## [YOUR ASSIGNMENT]
All of the entries need to be repeated exactly. Leave nothing out.

Website and app data records
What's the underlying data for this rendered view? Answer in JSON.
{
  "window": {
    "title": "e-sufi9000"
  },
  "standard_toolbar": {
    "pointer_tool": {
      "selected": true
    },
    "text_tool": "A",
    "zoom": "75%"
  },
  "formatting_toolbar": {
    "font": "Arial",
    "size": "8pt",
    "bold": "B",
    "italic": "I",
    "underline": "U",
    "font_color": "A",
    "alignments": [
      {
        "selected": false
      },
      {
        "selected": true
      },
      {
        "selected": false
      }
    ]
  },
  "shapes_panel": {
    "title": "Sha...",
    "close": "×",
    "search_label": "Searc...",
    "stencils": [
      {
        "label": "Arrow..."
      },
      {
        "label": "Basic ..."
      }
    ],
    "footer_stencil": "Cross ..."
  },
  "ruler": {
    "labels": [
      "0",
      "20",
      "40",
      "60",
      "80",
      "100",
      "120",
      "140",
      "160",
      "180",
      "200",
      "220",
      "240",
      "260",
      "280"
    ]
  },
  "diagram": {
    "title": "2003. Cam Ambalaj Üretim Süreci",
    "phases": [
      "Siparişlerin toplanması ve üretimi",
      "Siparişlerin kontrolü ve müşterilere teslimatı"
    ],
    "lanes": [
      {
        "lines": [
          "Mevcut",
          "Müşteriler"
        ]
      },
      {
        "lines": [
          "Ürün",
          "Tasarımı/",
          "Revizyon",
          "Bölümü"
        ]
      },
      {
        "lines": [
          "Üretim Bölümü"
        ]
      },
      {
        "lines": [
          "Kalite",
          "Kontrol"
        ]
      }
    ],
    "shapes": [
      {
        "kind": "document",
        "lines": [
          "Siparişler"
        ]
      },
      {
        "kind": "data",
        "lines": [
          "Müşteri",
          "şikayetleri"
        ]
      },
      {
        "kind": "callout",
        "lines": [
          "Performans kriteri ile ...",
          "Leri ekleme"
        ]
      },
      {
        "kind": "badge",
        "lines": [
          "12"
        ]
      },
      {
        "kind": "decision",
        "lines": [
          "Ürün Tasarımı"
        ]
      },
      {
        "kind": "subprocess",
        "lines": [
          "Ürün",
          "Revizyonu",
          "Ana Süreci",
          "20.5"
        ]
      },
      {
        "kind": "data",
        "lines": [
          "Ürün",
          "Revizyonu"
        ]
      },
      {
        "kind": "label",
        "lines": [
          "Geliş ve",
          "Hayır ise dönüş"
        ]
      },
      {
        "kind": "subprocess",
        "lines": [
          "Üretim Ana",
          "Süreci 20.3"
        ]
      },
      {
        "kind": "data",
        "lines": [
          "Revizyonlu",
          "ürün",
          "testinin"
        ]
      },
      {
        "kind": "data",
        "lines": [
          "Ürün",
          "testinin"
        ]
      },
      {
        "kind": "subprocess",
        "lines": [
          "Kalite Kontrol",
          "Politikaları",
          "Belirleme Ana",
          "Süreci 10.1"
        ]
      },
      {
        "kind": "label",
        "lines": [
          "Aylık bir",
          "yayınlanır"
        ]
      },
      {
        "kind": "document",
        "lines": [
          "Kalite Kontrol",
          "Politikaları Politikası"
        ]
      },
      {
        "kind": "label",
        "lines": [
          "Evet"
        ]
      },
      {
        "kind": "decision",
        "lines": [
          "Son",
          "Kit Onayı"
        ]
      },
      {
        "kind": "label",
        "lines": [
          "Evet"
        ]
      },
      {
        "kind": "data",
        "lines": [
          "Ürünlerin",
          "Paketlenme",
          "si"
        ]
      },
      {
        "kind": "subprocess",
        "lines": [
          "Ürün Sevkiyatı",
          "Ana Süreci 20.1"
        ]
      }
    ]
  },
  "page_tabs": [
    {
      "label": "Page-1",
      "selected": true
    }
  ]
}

## [RESULT FOR THIS EXERCISE]
What's the underlying data for this rendered view? Answer in JSON.
{
  "window": {
    "title": "e-sufi9000"
  },
  "standard_toolbar": {
    "pointer_tool": {
      "selected": true
    },
    "text_tool": "A",
    "zoom": "75%"
  },
  "formatting_toolbar": {
    "font": "Arial",
    "size": "8pt",
    "bold": "B",
    "italic": "I",
    "underline": "U",
    "font_color": "A",
    "alignments": [
      {
        "selected": false
      },
      {
        "selected": true
      },
      {
        "selected": false
      }
    ]
  },
  "shapes_panel": {
    "title": "Sha...",
    "close": "×",
    "search_label": "Searc...",
    "stencils": [
      {
        "label": "Arrow..."
      },
      {
        "label": "Basic ..."
      }
    ],
    "footer_stencil": "Cross ..."
  },
  "ruler": {
    "labels": [
      "0",
      "20",
      "40",
      "60",
      "80",
      "100",
      "120",
      "140",
      "160",
      "180",
      "200",
      "220",
      "240",
      "260",
      "280"
    ]
  },
  "diagram": {
    "title": "2003. Cam Ambalaj Üretim Süreci",
    "phases": [
      "Siparişlerin toplanması ve üretimi",
      "Siparişlerin kontrolü ve müşterilere teslimatı"
    ],
    "lanes": [
      {
        "lines": [
          "Mevcut",
          "Müşteriler"
        ]
      },
      {
        "lines": [
          "Ürün",
          "Tasarımı/",
          "Revizyon",
          "Bölümü"
        ]
      },
      {
        "lines": [
          "Üretim Bölümü"
        ]
      },
      {
        "lines": [
          "Kalite",
          "Kontrol"
        ]
      }
    ],
    "shapes": [
      {
        "kind": "document",
        "lines": [
          "Siparişler"
        ]
      },
      {
        "kind": "data",
        "lines": [
          "Müşteri",
          "şikayetleri"
        ]
      },
      {
        "kind": "callout",
        "lines": [
          "Performans kriteri ile ...",
          "Leri ekleme"
        ]
      },
      {
        "kind": "badge",
        "lines": [
          "12"
        ]
      },
      {
        "kind": "decision",
        "lines": [
          "Ürün Tasarımı"
        ]
      },
      {
        "kind": "subprocess",
        "lines": [
          "Ürün",
          "Revizyonu",
          "Ana Süreci",
          "20.5"
        ]
      },
      {
        "kind": "data",
        "lines": [
          "Ürün",
          "Revizyonu"
        ]
      },
      {
        "kind": "label",
        "lines": [
          "Geliş ve",
          "Hayır ise dönüş"
        ]
      },
      {
        "kind": "subprocess",
        "lines": [
          "Üretim Ana",
          "Süreci 20.3"
        ]
      },
      {
        "kind": "data",
        "lines": [
          "Revizyonlu",
          "ürün",
          "testinin"
        ]
      },
      {
        "kind": "data",
        "lines": [
          "Ürün",
          "testinin"
        ]
      },
      {
        "kind": "subprocess",
        "lines": [
          "Kalite Kontrol",
          "Politikaları",
          "Belirleme Ana",
          "Süreci 10.1"
        ]
      },
      {
        "kind": "label",
        "lines": [
          "Aylık bir",
          "yayınlanır"
        ]
      },
      {
        "kind": "document",
        "lines": [
          "Kalite Kontrol",
          "Politikaları Politikası"
        ]
      },
      {
        "kind": "label",
        "lines": [
          "Evet"
        ]
      },
      {
        "kind": "decision",
        "lines": [
          "Son",
          "Kit Onayı"
        ]
      },
      {
        "kind": "label",
        "lines": [
          "Evet"
        ]
      },
      {
        "kind": "data",
        "lines": [
          "Ürünlerin",
          "Paketlenme",
          "si"
        ]
      },
      {
        "kind": "subprocess",
        "lines": [
          "Ürün Sevkiyatı",
          "Ana Süreci 20.1"
        ]
      }
    ]
  },
  "page_tabs": [
    {
      "label": "Page-1",
      "selected": true
    }
  ]
}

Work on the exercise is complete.